Data for processing:
• • •
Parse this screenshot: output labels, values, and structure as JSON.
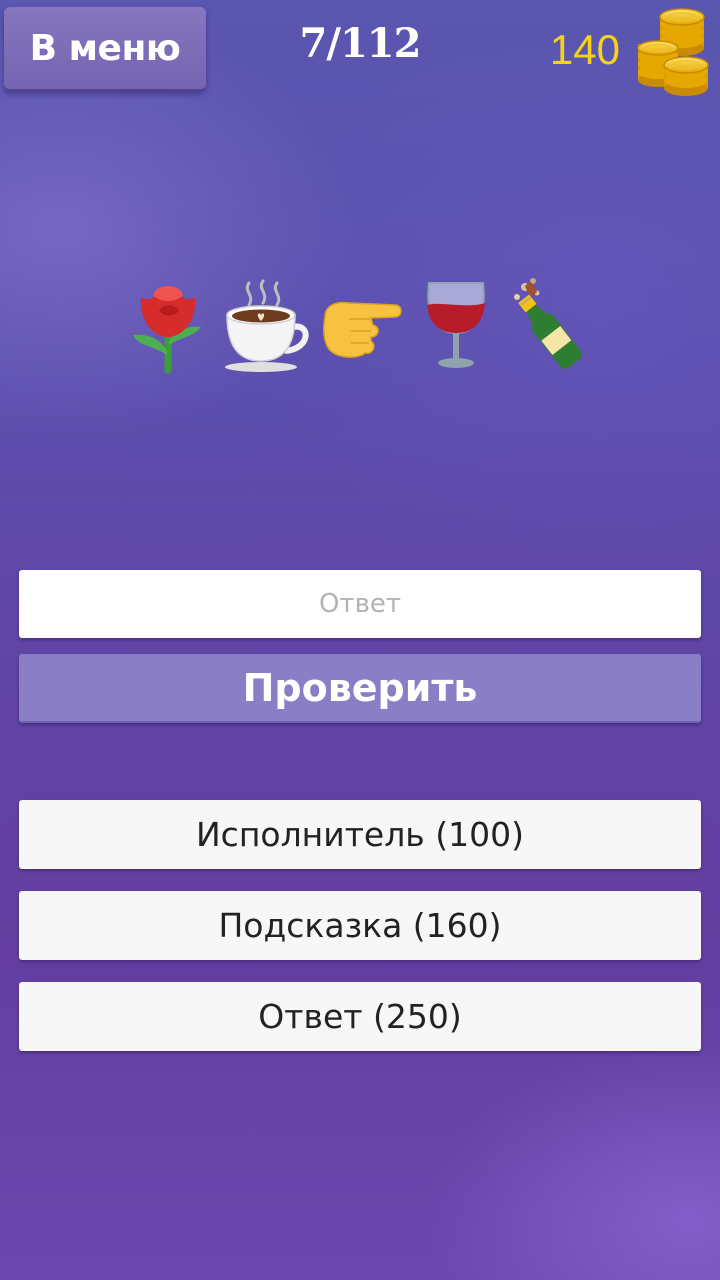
{
  "header": {
    "menu_label": "В меню",
    "level_progress": "7/112",
    "coins": "140",
    "coins_icon": "gold-coins-icon"
  },
  "puzzle": {
    "emojis": [
      "rose",
      "hot-beverage",
      "pointing-right",
      "wine-glass",
      "champagne-bottle"
    ]
  },
  "answer": {
    "placeholder": "Ответ",
    "value": ""
  },
  "check_label": "Проверить",
  "hints": [
    {
      "label": "Исполнитель (100)"
    },
    {
      "label": "Подсказка (160)"
    },
    {
      "label": "Ответ (250)"
    }
  ],
  "colors": {
    "accent_gold": "#f7d21b",
    "button_purple": "#8a7fc6",
    "menu_purple": "#7d6dba"
  }
}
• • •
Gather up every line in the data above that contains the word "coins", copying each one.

    "coins": "140",
    "coins_icon": "gold-coins-icon"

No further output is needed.